#### [Exercise]
Scanning the entries below, copy every line that contains the word "this".

(Records from a dataset)
━━━━━━━━━━━━━━━━

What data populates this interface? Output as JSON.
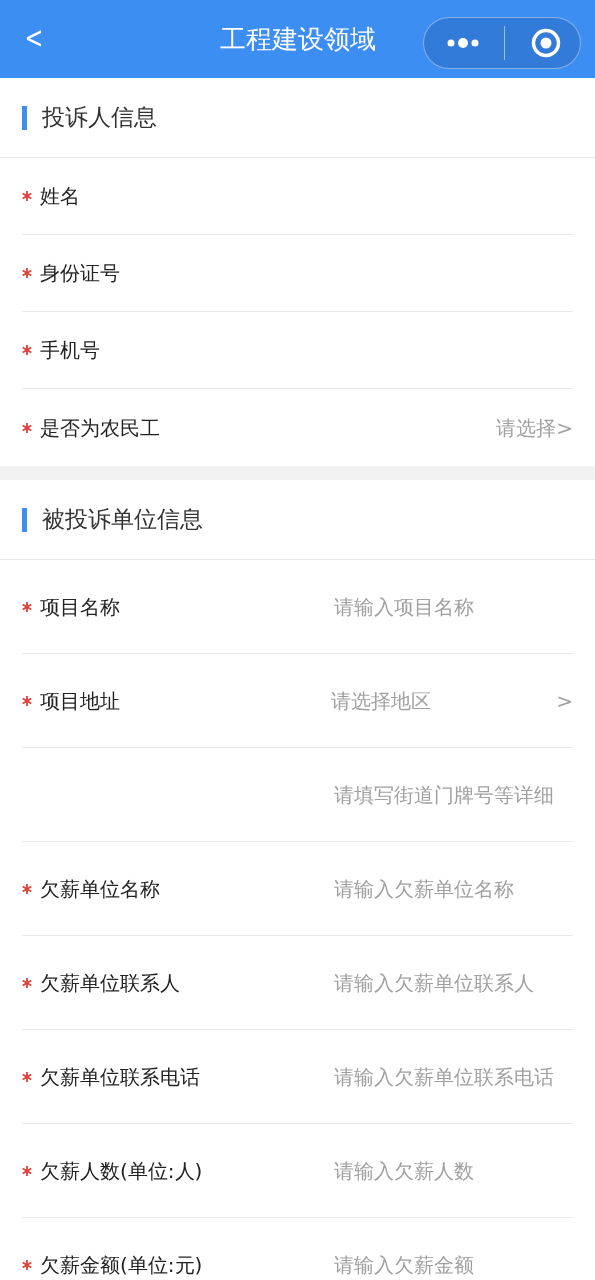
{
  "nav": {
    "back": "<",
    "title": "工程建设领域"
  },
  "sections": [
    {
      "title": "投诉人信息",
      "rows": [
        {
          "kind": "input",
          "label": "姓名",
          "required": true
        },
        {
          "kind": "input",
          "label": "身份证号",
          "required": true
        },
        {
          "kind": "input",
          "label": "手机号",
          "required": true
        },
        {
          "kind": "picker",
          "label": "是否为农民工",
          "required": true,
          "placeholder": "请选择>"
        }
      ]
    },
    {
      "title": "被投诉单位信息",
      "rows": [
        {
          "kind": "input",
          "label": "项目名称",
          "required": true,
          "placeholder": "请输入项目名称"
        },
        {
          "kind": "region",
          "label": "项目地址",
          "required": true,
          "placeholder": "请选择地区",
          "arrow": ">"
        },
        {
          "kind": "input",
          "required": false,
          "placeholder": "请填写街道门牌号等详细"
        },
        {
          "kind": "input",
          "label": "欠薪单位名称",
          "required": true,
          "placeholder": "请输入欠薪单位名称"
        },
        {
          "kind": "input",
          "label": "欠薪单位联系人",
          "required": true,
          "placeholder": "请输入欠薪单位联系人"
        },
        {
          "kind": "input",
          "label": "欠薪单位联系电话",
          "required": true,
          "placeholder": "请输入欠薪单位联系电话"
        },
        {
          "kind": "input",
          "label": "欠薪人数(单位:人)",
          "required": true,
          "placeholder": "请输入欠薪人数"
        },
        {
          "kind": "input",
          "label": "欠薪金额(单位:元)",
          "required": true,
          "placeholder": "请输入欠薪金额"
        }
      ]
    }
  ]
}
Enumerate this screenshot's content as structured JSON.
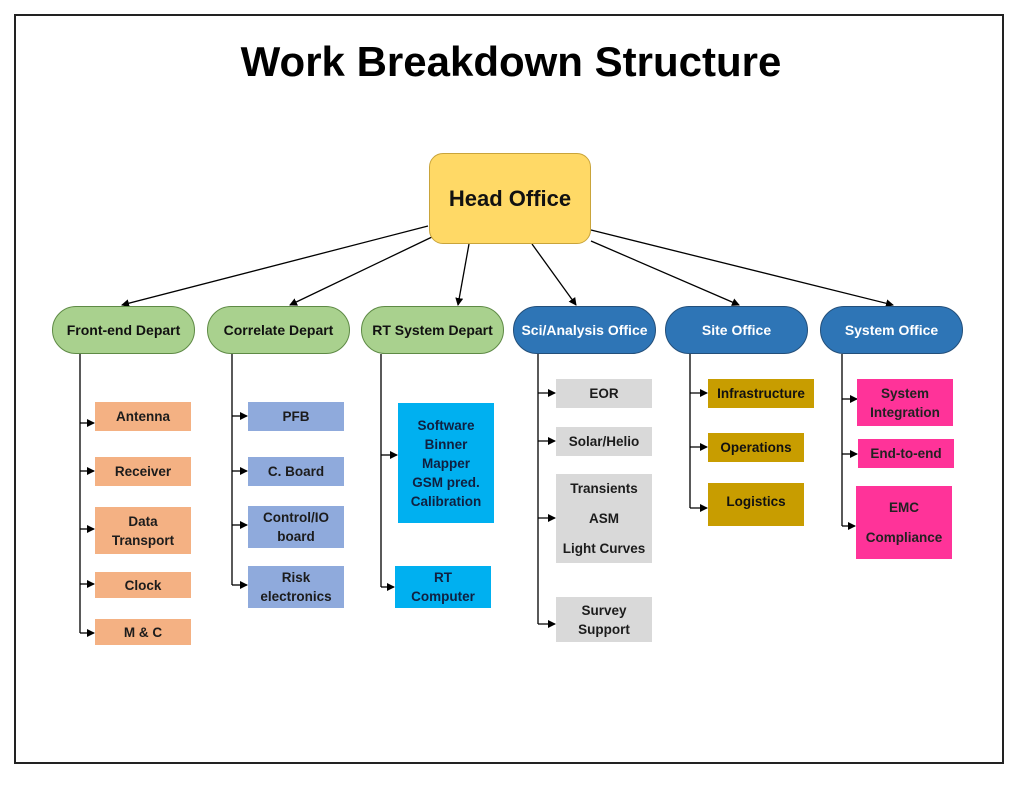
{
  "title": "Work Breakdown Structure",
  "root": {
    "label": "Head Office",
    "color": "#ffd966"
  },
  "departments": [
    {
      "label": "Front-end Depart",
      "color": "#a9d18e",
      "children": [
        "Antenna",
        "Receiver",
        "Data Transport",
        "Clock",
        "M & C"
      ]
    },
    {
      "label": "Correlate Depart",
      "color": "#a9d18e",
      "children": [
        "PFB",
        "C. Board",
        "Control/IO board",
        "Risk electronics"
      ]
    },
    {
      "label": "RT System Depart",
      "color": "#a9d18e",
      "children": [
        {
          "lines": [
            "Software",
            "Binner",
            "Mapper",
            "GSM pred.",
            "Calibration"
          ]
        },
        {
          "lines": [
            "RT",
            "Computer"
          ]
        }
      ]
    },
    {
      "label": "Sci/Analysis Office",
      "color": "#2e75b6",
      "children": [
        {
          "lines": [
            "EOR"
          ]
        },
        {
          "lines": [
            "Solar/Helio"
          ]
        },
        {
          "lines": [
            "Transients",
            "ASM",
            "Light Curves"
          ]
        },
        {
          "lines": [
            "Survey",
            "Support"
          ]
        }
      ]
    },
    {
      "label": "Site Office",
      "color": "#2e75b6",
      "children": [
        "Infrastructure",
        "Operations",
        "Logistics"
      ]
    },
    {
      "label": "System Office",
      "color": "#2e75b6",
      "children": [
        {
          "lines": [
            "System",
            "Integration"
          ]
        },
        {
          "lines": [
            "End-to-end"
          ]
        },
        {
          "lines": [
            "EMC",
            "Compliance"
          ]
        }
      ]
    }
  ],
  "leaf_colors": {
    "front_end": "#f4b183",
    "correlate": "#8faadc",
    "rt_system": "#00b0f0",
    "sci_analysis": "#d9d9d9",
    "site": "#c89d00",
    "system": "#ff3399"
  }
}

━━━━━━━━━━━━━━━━

#### [Result]
What data populates this interface? Output as JSON.
Enumerate this screenshot's content as structured JSON.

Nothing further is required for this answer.